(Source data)
== == ==

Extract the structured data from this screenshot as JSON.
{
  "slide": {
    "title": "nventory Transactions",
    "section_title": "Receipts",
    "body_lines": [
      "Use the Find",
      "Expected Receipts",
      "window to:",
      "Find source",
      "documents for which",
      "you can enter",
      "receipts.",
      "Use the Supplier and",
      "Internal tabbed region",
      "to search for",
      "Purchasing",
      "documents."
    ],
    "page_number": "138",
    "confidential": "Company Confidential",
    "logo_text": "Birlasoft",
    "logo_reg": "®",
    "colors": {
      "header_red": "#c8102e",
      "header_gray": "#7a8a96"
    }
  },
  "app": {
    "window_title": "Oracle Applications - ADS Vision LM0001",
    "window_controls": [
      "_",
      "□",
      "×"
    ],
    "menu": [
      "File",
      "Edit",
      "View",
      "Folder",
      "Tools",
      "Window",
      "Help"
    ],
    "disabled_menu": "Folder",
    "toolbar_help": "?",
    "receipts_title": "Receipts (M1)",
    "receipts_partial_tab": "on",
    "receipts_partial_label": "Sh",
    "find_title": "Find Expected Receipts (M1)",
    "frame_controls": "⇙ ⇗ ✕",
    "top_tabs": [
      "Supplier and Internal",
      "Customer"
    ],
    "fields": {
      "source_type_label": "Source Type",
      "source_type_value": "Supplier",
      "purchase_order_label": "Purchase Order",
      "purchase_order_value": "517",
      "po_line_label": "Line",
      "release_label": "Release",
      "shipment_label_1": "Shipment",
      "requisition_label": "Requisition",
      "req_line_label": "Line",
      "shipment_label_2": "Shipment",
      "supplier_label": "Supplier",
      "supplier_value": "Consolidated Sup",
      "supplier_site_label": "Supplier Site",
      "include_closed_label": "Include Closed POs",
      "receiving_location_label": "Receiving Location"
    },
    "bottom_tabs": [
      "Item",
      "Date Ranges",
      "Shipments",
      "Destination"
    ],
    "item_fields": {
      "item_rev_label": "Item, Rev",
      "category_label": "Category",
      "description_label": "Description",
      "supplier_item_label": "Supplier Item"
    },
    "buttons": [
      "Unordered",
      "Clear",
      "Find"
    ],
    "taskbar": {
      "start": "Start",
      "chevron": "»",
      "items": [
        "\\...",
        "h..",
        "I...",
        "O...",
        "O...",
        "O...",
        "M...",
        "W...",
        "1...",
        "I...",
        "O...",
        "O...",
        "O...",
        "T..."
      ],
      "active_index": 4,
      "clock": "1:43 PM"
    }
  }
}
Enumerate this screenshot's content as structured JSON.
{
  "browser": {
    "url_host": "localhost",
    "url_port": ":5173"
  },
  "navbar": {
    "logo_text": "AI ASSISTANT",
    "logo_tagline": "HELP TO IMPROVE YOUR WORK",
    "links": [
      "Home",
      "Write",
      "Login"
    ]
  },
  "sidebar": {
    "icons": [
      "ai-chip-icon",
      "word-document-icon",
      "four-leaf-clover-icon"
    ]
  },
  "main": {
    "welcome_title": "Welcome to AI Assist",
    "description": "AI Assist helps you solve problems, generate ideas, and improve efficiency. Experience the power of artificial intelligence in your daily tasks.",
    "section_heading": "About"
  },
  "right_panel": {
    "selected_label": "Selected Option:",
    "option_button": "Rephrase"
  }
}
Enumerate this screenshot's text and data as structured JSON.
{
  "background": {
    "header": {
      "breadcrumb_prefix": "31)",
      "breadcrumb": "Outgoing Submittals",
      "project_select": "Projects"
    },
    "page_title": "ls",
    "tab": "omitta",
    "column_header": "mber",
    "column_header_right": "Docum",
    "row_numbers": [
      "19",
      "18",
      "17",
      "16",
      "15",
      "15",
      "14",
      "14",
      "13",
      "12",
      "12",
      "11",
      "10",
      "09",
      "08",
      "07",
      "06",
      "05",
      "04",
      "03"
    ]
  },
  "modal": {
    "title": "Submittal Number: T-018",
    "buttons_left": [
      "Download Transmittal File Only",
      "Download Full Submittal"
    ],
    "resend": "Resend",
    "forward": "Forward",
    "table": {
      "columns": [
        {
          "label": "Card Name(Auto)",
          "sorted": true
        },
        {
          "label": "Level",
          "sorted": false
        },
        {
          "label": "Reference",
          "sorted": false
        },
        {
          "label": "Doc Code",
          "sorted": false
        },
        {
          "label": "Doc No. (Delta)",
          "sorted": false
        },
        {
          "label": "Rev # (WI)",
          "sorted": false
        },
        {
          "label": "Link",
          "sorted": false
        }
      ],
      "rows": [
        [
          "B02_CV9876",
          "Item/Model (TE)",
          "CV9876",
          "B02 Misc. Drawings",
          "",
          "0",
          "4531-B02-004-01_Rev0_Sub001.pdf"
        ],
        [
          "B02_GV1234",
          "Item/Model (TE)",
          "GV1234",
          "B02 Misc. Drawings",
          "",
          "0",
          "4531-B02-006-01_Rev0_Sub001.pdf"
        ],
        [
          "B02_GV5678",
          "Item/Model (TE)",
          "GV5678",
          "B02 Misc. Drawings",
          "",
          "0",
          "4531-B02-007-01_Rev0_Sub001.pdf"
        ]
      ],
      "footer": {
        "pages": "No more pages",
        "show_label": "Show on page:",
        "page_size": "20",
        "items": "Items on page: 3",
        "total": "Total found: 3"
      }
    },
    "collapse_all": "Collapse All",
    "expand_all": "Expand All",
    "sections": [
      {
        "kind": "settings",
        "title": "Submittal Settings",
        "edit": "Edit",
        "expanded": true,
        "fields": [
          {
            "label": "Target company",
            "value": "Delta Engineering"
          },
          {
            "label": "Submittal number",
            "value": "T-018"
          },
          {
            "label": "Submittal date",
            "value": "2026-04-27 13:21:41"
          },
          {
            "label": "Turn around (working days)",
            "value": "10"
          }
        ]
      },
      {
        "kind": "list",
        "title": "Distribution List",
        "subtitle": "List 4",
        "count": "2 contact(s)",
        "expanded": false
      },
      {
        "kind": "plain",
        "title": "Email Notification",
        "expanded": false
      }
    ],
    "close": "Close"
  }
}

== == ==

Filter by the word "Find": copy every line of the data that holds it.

      "Use the Find",
      "Find source",
    "find_title": "Find Expected Receipts (M1)",
      "Find"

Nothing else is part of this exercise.